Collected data
________

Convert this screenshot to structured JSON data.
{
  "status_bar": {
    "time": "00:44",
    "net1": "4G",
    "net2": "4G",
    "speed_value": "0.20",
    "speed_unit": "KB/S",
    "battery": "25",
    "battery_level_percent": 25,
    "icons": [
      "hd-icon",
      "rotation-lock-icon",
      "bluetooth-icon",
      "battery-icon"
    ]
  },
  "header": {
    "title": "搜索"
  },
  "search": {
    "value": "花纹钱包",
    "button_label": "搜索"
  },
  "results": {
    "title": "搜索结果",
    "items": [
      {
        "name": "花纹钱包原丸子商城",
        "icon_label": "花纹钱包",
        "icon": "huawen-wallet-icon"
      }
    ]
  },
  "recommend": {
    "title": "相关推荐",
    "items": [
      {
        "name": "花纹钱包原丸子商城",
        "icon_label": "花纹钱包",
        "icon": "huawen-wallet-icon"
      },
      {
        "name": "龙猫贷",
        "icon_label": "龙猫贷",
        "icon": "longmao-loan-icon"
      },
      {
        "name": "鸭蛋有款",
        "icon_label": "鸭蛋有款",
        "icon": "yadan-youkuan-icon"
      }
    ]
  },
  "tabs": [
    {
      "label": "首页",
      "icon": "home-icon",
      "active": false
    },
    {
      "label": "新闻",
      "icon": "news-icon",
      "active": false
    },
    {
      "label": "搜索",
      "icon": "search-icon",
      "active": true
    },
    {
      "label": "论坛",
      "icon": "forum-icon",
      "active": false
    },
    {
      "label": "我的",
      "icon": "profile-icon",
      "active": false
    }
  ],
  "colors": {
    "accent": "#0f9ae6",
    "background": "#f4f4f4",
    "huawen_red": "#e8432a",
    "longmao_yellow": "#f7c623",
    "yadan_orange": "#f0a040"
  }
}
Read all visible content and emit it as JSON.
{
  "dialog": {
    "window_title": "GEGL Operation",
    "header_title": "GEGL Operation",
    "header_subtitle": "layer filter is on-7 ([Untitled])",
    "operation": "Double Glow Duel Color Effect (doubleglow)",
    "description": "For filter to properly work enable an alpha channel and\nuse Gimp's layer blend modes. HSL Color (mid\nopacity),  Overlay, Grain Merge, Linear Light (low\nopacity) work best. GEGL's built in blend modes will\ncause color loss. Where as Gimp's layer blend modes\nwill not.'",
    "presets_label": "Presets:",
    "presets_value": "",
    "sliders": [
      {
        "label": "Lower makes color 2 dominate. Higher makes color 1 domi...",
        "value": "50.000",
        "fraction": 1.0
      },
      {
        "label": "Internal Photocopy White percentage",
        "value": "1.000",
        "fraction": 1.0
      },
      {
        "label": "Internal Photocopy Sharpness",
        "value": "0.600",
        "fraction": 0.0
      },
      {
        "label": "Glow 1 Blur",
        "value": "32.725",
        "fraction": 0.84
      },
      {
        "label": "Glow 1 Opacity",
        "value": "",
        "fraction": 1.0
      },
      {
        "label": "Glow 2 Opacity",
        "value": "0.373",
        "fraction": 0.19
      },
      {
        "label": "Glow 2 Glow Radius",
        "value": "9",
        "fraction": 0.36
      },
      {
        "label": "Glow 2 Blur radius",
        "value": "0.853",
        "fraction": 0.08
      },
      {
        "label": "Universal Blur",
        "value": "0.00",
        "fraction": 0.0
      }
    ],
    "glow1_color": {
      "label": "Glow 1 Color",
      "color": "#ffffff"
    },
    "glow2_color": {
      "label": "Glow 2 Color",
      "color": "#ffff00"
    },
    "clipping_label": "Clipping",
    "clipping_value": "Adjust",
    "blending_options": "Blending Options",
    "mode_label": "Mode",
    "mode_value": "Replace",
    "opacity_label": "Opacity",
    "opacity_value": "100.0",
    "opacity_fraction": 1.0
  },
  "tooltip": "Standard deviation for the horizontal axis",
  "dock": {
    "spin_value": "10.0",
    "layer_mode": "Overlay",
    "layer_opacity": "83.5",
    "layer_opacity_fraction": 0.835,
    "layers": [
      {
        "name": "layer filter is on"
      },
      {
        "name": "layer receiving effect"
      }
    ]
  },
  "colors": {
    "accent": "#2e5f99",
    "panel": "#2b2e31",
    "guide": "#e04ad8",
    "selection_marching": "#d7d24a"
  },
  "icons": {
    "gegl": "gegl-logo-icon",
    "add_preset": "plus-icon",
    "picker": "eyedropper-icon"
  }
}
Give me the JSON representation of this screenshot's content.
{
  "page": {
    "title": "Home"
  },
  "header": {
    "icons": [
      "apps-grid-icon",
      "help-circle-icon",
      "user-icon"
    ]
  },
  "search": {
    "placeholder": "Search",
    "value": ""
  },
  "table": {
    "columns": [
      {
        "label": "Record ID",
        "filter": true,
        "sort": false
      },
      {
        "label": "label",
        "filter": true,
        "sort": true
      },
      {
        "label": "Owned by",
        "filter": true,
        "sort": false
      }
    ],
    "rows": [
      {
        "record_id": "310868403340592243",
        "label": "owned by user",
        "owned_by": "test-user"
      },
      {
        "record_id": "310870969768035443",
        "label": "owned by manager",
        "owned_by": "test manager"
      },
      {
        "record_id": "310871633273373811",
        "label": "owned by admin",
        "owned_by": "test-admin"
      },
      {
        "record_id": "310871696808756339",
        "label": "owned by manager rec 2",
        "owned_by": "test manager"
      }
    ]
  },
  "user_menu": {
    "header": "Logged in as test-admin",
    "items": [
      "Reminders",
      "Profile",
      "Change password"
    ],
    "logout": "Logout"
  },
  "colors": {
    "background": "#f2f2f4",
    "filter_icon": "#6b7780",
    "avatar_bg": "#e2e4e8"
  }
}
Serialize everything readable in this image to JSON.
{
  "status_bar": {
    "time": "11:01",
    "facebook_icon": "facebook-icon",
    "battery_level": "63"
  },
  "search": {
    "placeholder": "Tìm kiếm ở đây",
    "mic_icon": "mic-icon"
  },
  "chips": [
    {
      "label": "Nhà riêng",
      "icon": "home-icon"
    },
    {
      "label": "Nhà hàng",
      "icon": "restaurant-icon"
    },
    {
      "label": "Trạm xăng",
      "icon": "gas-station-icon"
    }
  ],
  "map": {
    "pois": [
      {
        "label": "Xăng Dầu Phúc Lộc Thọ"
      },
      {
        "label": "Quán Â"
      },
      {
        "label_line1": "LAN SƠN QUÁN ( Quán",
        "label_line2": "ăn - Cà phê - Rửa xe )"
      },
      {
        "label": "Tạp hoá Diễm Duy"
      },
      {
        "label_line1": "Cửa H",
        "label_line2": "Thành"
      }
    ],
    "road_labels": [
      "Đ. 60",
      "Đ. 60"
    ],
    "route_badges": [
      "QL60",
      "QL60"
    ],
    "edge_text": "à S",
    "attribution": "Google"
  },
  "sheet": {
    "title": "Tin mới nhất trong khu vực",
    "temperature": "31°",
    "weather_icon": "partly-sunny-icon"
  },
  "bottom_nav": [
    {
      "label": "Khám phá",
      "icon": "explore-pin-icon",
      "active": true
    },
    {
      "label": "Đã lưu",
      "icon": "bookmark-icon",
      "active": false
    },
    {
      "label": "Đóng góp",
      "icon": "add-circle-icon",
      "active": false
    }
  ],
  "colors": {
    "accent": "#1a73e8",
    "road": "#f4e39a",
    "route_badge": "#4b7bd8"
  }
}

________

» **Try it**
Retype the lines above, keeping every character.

» **Task output**
Convert this screenshot to structured JSON data.
{
  "status_bar": {
    "time": "00:44",
    "net1": "4G",
    "net2": "4G",
    "speed_value": "0.20",
    "speed_unit": "KB/S",
    "battery": "25",
    "battery_level_percent": 25,
    "icons": [
      "hd-icon",
      "rotation-lock-icon",
      "bluetooth-icon",
      "battery-icon"
    ]
  },
  "header": {
    "title": "搜索"
  },
  "search": {
    "value": "花纹钱包",
    "button_label": "搜索"
  },
  "results": {
    "title": "搜索结果",
    "items": [
      {
        "name": "花纹钱包原丸子商城",
        "icon_label": "花纹钱包",
        "icon": "huawen-wallet-icon"
      }
    ]
  },
  "recommend": {
    "title": "相关推荐",
    "items": [
      {
        "name": "花纹钱包原丸子商城",
        "icon_label": "花纹钱包",
        "icon": "huawen-wallet-icon"
      },
      {
        "name": "龙猫贷",
        "icon_label": "龙猫贷",
        "icon": "longmao-loan-icon"
      },
      {
        "name": "鸭蛋有款",
        "icon_label": "鸭蛋有款",
        "icon": "yadan-youkuan-icon"
      }
    ]
  },
  "tabs": [
    {
      "label": "首页",
      "icon": "home-icon",
      "active": false
    },
    {
      "label": "新闻",
      "icon": "news-icon",
      "active": false
    },
    {
      "label": "搜索",
      "icon": "search-icon",
      "active": true
    },
    {
      "label": "论坛",
      "icon": "forum-icon",
      "active": false
    },
    {
      "label": "我的",
      "icon": "profile-icon",
      "active": false
    }
  ],
  "colors": {
    "accent": "#0f9ae6",
    "background": "#f4f4f4",
    "huawen_red": "#e8432a",
    "longmao_yellow": "#f7c623",
    "yadan_orange": "#f0a040"
  }
}
Read all visible content and emit it as JSON.
{
  "dialog": {
    "window_title": "GEGL Operation",
    "header_title": "GEGL Operation",
    "header_subtitle": "layer filter is on-7 ([Untitled])",
    "operation": "Double Glow Duel Color Effect (doubleglow)",
    "description": "For filter to properly work enable an alpha channel and\nuse Gimp's layer blend modes. HSL Color (mid\nopacity),  Overlay, Grain Merge, Linear Light (low\nopacity) work best. GEGL's built in blend modes will\ncause color loss. Where as Gimp's layer blend modes\nwill not.'",
    "presets_label": "Presets:",
    "presets_value": "",
    "sliders": [
      {
        "label": "Lower makes color 2 dominate. Higher makes color 1 domi...",
        "value": "50.000",
        "fraction": 1.0
      },
      {
        "label": "Internal Photocopy White percentage",
        "value": "1.000",
        "fraction": 1.0
      },
      {
        "label": "Internal Photocopy Sharpness",
        "value": "0.600",
        "fraction": 0.0
      },
      {
        "label": "Glow 1 Blur",
        "value": "32.725",
        "fraction": 0.84
      },
      {
        "label": "Glow 1 Opacity",
        "value": "",
        "fraction": 1.0
      },
      {
        "label": "Glow 2 Opacity",
        "value": "0.373",
        "fraction": 0.19
      },
      {
        "label": "Glow 2 Glow Radius",
        "value": "9",
        "fraction": 0.36
      },
      {
        "label": "Glow 2 Blur radius",
        "value": "0.853",
        "fraction": 0.08
      },
      {
        "label": "Universal Blur",
        "value": "0.00",
        "fraction": 0.0
      }
    ],
    "glow1_color": {
      "label": "Glow 1 Color",
      "color": "#ffffff"
    },
    "glow2_color": {
      "label": "Glow 2 Color",
      "color": "#ffff00"
    },
    "clipping_label": "Clipping",
    "clipping_value": "Adjust",
    "blending_options": "Blending Options",
    "mode_label": "Mode",
    "mode_value": "Replace",
    "opacity_label": "Opacity",
    "opacity_value": "100.0",
    "opacity_fraction": 1.0
  },
  "tooltip": "Standard deviation for the horizontal axis",
  "dock": {
    "spin_value": "10.0",
    "layer_mode": "Overlay",
    "layer_opacity": "83.5",
    "layer_opacity_fraction": 0.835,
    "layers": [
      {
        "name": "layer filter is on"
      },
      {
        "name": "layer receiving effect"
      }
    ]
  },
  "colors": {
    "accent": "#2e5f99",
    "panel": "#2b2e31",
    "guide": "#e04ad8",
    "selection_marching": "#d7d24a"
  },
  "icons": {
    "gegl": "gegl-logo-icon",
    "add_preset": "plus-icon",
    "picker": "eyedropper-icon"
  }
}
Give me the JSON representation of this screenshot's content.
{
  "page": {
    "title": "Home"
  },
  "header": {
    "icons": [
      "apps-grid-icon",
      "help-circle-icon",
      "user-icon"
    ]
  },
  "search": {
    "placeholder": "Search",
    "value": ""
  },
  "table": {
    "columns": [
      {
        "label": "Record ID",
        "filter": true,
        "sort": false
      },
      {
        "label": "label",
        "filter": true,
        "sort": true
      },
      {
        "label": "Owned by",
        "filter": true,
        "sort": false
      }
    ],
    "rows": [
      {
        "record_id": "310868403340592243",
        "label": "owned by user",
        "owned_by": "test-user"
      },
      {
        "record_id": "310870969768035443",
        "label": "owned by manager",
        "owned_by": "test manager"
      },
      {
        "record_id": "310871633273373811",
        "label": "owned by admin",
        "owned_by": "test-admin"
      },
      {
        "record_id": "310871696808756339",
        "label": "owned by manager rec 2",
        "owned_by": "test manager"
      }
    ]
  },
  "user_menu": {
    "header": "Logged in as test-admin",
    "items": [
      "Reminders",
      "Profile",
      "Change password"
    ],
    "logout": "Logout"
  },
  "colors": {
    "background": "#f2f2f4",
    "filter_icon": "#6b7780",
    "avatar_bg": "#e2e4e8"
  }
}
Serialize everything readable in this image to JSON.
{
  "status_bar": {
    "time": "11:01",
    "facebook_icon": "facebook-icon",
    "battery_level": "63"
  },
  "search": {
    "placeholder": "Tìm kiếm ở đây",
    "mic_icon": "mic-icon"
  },
  "chips": [
    {
      "label": "Nhà riêng",
      "icon": "home-icon"
    },
    {
      "label": "Nhà hàng",
      "icon": "restaurant-icon"
    },
    {
      "label": "Trạm xăng",
      "icon": "gas-station-icon"
    }
  ],
  "map": {
    "pois": [
      {
        "label": "Xăng Dầu Phúc Lộc Thọ"
      },
      {
        "label": "Quán Â"
      },
      {
        "label_line1": "LAN SƠN QUÁN ( Quán",
        "label_line2": "ăn - Cà phê - Rửa xe )"
      },
      {
        "label": "Tạp hoá Diễm Duy"
      },
      {
        "label_line1": "Cửa H",
        "label_line2": "Thành"
      }
    ],
    "road_labels": [
      "Đ. 60",
      "Đ. 60"
    ],
    "route_badges": [
      "QL60",
      "QL60"
    ],
    "edge_text": "à S",
    "attribution": "Google"
  },
  "sheet": {
    "title": "Tin mới nhất trong khu vực",
    "temperature": "31°",
    "weather_icon": "partly-sunny-icon"
  },
  "bottom_nav": [
    {
      "label": "Khám phá",
      "icon": "explore-pin-icon",
      "active": true
    },
    {
      "label": "Đã lưu",
      "icon": "bookmark-icon",
      "active": false
    },
    {
      "label": "Đóng góp",
      "icon": "add-circle-icon",
      "active": false
    }
  ],
  "colors": {
    "accent": "#1a73e8",
    "road": "#f4e39a",
    "route_badge": "#4b7bd8"
  }
}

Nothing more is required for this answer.